Fresh Reads from the Science 'o sphere!

Saturday, January 17, 2009

Science Buskers Festival

This morning, the finals of the first ever Science Buskers Festival was held at the Science Centre, so Fresh Brainz popped in to see some enthusiastic young people perform some interesting demonstrations and have lots of fun.

The MC came onstage and gave a brief intro about the competition. Each team was given five minutes for their presentation. He later explained that the teams would be assessed by three groups of people: audience voting (25%), the judges (50%) and online voting (25%).

The audience sitting in the central section gets to vote using one of these handheld devices.

But not everyone gets to vote, and Fresh Brainz as usual is unable to vote, as has been the case for the past ten years...

Just like real life!

The judges are VIPs from various institutions and they're there to give candid feedback to the teams after their presentation, American Idol-style.

Aside from giving the contestants points to ponder, they also award them actual points.

Unfortunately, Simon Cowell is not among them. As you may have heard, Cowell is now more famous than God.

So if you think that getting the Lord Almighty to make an appearance is difficult, just imagine how hard it is to get Cowell to grace this occasion.

As for the audience, they're there to push buttons on those voting remotes, and to cheer!

That's right, screechy screamy schoolgirl CHEER!

What's cool is that supporters not only cheer for their own team, but for other teams as well.

And audience voting results are instantly available after each team performance.

Now don't let that make you think that science is some sort of popularity contest...

Just like real life!

Here are some highlights of the presentations:


Bigger explosions!

... and an ethereal plume of nitrocellulose flame!

In addition to explosions, here comes another science demo mainstay...

Dry ice!

More dry ice!

Let's not forget bubbles induced by dry ice!

Larger bubbles!

... and a dancing robot?!??

A breakdancing robot, no less.

Overall, an interesting and ingenious assortment of demonstrations, but some of the teams can do better with a more coordinated and polished delivery.
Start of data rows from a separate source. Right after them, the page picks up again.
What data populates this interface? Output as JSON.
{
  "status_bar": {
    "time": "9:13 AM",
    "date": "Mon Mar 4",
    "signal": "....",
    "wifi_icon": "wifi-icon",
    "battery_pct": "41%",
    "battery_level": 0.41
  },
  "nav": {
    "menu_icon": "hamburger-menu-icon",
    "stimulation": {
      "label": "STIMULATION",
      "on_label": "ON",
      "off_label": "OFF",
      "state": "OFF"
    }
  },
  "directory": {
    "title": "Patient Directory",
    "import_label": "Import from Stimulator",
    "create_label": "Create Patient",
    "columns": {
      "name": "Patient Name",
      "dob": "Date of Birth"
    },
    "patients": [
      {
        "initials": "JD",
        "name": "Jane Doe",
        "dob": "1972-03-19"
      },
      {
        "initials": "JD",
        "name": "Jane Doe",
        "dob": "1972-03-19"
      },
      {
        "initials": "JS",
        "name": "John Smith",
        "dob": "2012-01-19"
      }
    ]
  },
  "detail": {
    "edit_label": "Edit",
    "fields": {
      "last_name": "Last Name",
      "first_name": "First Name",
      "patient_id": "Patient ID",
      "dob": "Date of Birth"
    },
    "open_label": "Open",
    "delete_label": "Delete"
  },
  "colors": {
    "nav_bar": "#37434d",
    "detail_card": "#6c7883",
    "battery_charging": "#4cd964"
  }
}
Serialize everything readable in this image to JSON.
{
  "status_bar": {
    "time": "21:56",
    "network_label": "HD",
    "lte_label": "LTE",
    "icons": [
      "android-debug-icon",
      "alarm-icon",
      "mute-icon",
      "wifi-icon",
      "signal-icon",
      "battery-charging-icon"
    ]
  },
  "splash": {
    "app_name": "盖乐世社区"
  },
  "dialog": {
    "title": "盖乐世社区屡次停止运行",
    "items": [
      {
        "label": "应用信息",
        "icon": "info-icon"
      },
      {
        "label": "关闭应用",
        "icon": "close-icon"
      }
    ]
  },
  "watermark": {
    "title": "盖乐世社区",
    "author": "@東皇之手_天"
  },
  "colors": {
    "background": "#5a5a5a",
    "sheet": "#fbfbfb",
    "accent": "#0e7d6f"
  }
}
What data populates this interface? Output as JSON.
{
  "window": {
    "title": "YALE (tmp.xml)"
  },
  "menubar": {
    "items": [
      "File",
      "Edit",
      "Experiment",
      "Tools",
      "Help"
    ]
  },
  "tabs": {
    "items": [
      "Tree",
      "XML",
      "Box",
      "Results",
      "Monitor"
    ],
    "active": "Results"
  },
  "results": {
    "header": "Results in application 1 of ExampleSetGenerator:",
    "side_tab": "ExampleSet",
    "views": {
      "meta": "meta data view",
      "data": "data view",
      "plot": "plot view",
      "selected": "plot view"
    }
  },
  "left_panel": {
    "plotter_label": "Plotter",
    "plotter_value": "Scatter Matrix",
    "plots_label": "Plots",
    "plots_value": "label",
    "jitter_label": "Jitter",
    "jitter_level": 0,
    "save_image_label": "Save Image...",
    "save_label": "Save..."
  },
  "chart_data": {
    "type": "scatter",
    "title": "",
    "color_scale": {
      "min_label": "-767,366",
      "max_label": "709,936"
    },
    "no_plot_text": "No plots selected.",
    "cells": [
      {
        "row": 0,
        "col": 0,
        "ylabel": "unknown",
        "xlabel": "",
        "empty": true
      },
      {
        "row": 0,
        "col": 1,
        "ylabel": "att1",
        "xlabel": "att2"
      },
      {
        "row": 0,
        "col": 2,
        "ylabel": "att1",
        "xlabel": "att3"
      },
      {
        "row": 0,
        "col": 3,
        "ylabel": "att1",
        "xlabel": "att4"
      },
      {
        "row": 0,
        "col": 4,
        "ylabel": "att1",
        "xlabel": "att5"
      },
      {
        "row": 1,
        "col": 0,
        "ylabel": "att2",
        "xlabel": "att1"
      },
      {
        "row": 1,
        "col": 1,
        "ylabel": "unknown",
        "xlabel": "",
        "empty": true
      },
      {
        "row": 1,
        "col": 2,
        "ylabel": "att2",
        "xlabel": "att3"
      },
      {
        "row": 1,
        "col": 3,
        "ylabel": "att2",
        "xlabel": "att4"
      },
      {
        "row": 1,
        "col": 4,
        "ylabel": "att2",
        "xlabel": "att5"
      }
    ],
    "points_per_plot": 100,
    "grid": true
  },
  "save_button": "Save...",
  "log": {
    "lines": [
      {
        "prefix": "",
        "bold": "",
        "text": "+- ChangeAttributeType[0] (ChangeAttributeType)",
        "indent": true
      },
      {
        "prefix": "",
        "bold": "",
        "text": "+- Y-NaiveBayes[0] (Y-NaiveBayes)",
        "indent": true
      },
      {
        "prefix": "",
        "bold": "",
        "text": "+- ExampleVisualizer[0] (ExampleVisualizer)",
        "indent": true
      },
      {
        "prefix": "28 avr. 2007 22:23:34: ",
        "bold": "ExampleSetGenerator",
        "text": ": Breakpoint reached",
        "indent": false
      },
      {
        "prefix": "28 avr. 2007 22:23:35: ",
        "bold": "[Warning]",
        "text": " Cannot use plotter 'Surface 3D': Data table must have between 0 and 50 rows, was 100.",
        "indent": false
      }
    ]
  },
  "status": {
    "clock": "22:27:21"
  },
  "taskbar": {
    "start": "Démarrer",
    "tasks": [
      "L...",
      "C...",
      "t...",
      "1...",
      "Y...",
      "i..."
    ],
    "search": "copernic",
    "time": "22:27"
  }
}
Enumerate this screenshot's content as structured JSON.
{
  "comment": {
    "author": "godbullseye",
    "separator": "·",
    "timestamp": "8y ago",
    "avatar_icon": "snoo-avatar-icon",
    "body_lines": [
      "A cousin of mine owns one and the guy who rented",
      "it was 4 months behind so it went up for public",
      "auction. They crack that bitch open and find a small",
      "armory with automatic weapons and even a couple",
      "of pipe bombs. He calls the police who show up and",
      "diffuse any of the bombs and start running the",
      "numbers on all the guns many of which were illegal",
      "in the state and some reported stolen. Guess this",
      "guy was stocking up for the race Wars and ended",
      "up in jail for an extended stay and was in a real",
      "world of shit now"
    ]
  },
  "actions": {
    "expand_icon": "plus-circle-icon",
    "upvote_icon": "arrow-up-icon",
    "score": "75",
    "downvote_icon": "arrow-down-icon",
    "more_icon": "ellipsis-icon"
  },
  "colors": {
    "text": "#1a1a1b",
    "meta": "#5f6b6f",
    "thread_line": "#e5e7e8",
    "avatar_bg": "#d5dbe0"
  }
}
After all, science busking is more about busking than science, and busking is more about entertainment than education.

Forget the detailed explanatory charts - send in the LOX donuts!*

Nom nom nom nom... BOOM!

Would you like to know more?
- Videos of all the Science Busker team presentations

*Legal disclaimer: LOX donuts are dangerous. LOX donuts are not meant to be eaten. LOX donuts are not magically delicious and do not produce a strange tingling sensation on your tongue. Tongues which are injured by LOX donuts have to be removed quickly, efficiently and painfully at the Slack Tongue Clinic.


Edgar said...

Is there like some newsletter that you subscribe to that tells you about these events? Seems like they hardly make a whisper in the media.

Looks rather fun, just like what science should be.

angry doc said...

Should should let us know in advance next time, then maybe we can make an outing together. :)

Wolf said...

Be sure to check out the Science Buskers Festival Facebook too - there are plenty of photos of the earlier rounds.

The next Science Buskers Festival will be this May, so look out for it!

Lingzhi said...

Hey people
Glad to know that you guys like the idea of science busking. I'm the project officer for the event and check out our facebook and Youtube to see the exciting moments! (keyword search: science buskers)

Lim Leng Hiong said...

Thanks for stopping by, Lingzhi. I'll be sure to check it out!

Ryan said...

To Edgar and Angrydoc -

If you would like to be informed of upcoming Science Centre events, please email me at rlh_hong [at]


Science Centre Singapore